**Task description**
Scan the entries for "ValveOn". Every line that holds it is to be copied.

**Supplied data**
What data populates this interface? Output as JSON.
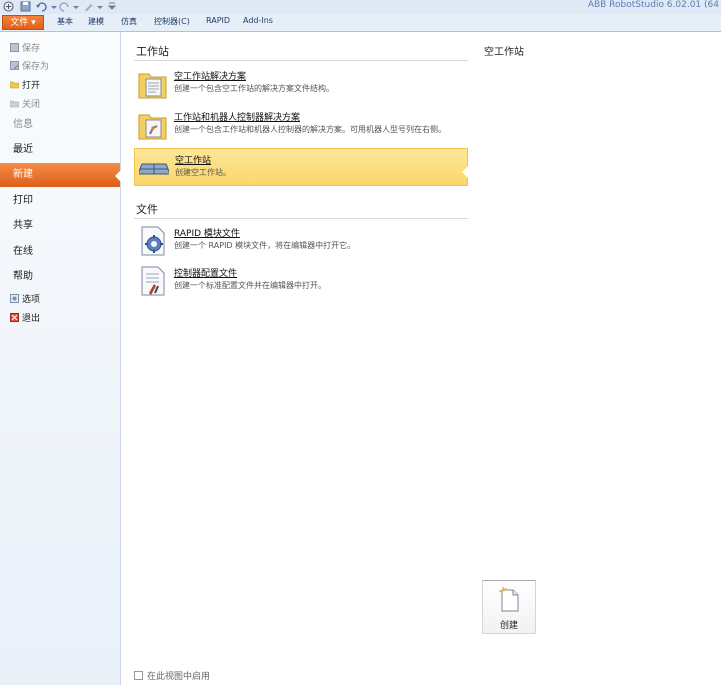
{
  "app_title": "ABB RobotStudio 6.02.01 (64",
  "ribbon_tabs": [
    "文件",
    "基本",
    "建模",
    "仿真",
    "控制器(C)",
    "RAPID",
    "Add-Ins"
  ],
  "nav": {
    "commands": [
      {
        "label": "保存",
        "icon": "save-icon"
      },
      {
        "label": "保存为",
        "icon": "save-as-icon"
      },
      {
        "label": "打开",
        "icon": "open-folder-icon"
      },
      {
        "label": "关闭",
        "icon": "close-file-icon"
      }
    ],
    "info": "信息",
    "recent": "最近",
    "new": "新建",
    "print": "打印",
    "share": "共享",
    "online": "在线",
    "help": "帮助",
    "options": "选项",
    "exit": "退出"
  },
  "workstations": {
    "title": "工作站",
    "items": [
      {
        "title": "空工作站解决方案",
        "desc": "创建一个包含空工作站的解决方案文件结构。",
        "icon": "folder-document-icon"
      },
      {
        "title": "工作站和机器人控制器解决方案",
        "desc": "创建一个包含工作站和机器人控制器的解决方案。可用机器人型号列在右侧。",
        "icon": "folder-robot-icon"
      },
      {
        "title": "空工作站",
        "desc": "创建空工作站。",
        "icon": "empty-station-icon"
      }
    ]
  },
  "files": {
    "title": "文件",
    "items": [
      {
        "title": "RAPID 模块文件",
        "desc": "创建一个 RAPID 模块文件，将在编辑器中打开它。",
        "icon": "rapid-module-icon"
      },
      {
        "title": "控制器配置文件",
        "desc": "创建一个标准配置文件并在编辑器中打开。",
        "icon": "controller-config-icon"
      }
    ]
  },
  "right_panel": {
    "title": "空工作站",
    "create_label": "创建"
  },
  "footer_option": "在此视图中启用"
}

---

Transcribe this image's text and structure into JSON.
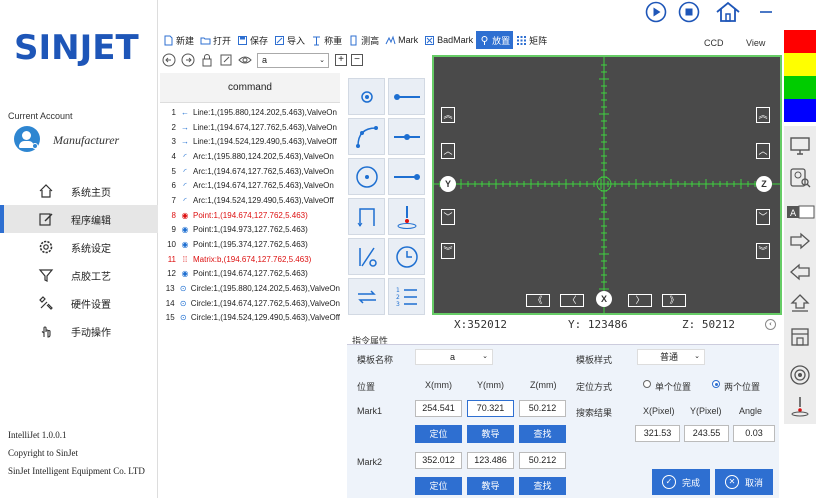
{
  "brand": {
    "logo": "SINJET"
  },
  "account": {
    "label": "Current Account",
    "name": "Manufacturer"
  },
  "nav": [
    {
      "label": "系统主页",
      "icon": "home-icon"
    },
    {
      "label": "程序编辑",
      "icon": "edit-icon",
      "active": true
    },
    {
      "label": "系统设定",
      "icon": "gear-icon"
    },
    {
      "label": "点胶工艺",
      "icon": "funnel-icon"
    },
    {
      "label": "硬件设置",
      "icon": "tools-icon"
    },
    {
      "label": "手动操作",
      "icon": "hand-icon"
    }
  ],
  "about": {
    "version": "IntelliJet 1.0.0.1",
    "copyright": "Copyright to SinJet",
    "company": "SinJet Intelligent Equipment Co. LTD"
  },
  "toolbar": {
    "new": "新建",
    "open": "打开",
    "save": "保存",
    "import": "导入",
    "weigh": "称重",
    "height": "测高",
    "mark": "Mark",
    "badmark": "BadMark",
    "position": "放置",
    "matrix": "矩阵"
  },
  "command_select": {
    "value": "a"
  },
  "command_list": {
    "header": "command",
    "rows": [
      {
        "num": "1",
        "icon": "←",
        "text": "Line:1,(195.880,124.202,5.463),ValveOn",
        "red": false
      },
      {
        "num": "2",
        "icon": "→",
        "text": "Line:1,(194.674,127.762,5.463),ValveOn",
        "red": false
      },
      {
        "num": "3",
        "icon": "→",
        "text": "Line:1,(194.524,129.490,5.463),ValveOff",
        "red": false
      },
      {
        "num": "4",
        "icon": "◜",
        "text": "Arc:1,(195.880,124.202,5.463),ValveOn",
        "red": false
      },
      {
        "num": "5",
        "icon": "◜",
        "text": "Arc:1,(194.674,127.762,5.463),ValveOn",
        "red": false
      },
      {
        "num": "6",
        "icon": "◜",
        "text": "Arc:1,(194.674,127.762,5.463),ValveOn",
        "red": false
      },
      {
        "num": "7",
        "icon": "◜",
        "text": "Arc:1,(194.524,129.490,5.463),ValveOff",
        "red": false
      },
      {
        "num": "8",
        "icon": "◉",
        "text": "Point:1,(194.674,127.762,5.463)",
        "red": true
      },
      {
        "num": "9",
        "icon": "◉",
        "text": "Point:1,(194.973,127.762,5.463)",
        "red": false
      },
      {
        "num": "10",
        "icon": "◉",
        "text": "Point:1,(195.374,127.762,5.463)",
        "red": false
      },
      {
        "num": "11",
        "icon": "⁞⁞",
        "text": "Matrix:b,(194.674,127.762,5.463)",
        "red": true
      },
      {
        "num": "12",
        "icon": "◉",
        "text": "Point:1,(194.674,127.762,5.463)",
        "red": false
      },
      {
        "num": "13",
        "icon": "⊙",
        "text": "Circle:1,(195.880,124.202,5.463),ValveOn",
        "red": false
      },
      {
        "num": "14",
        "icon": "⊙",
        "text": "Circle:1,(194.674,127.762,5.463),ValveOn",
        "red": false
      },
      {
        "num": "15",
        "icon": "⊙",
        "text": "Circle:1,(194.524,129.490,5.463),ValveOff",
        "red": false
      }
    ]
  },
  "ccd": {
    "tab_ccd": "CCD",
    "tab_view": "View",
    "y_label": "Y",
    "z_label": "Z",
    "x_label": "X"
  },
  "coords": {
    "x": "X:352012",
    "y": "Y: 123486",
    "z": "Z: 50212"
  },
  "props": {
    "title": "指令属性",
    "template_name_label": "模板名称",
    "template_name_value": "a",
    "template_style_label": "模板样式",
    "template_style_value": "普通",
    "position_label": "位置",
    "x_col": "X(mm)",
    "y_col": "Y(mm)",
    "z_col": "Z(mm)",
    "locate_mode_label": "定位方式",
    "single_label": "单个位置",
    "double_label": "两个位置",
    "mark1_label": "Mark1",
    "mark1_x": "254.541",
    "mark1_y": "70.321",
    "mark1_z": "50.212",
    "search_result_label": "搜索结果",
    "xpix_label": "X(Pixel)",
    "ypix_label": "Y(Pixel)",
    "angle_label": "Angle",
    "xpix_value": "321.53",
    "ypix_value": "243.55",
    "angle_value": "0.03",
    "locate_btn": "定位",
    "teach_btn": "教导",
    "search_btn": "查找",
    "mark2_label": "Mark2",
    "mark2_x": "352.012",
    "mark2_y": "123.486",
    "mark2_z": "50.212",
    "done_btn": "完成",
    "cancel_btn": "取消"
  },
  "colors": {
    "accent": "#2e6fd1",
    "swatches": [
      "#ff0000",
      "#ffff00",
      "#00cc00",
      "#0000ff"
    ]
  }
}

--

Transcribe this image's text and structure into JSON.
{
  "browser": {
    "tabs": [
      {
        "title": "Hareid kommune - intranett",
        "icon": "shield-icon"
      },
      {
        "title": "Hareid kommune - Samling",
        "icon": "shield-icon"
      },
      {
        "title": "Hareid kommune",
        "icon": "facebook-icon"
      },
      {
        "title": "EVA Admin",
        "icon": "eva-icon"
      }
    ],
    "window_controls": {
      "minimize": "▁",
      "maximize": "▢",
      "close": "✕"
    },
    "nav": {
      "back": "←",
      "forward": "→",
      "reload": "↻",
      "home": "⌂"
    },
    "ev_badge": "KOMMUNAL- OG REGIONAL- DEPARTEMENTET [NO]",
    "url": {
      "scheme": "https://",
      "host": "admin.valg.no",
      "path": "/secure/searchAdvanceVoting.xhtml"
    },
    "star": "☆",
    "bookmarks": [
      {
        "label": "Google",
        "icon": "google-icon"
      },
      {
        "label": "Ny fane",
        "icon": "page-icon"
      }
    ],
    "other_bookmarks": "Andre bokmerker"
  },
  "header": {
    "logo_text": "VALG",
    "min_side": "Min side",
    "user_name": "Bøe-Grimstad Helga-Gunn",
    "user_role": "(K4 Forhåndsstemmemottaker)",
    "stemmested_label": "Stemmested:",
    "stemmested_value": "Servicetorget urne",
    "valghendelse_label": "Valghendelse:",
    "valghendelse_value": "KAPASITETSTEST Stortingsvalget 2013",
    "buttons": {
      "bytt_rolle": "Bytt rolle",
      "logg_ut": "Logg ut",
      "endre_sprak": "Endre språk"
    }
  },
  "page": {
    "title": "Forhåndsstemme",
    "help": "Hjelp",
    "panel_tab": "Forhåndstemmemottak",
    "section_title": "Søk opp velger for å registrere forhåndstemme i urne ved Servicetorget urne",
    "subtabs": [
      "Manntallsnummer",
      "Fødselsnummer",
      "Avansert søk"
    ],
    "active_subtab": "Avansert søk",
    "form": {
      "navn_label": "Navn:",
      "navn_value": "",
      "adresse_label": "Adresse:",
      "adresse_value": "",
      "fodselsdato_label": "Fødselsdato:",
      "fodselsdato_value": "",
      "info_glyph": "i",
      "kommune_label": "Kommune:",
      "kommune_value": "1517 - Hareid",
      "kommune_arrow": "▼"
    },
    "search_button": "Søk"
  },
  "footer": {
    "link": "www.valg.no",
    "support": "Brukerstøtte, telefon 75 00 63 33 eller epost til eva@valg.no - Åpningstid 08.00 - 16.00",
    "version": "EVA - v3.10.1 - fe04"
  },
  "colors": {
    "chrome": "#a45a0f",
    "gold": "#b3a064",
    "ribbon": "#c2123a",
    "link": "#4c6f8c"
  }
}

**Problem solution**
        "text": "Line:1,(195.880,124.202,5.463),ValveOn",
        "text": "Line:1,(194.674,127.762,5.463),ValveOn",
        "text": "Arc:1,(195.880,124.202,5.463),ValveOn",
        "text": "Arc:1,(194.674,127.762,5.463),ValveOn",
        "text": "Arc:1,(194.674,127.762,5.463),ValveOn",
        "text": "Circle:1,(195.880,124.202,5.463),ValveOn",
        "text": "Circle:1,(194.674,127.762,5.463),ValveOn",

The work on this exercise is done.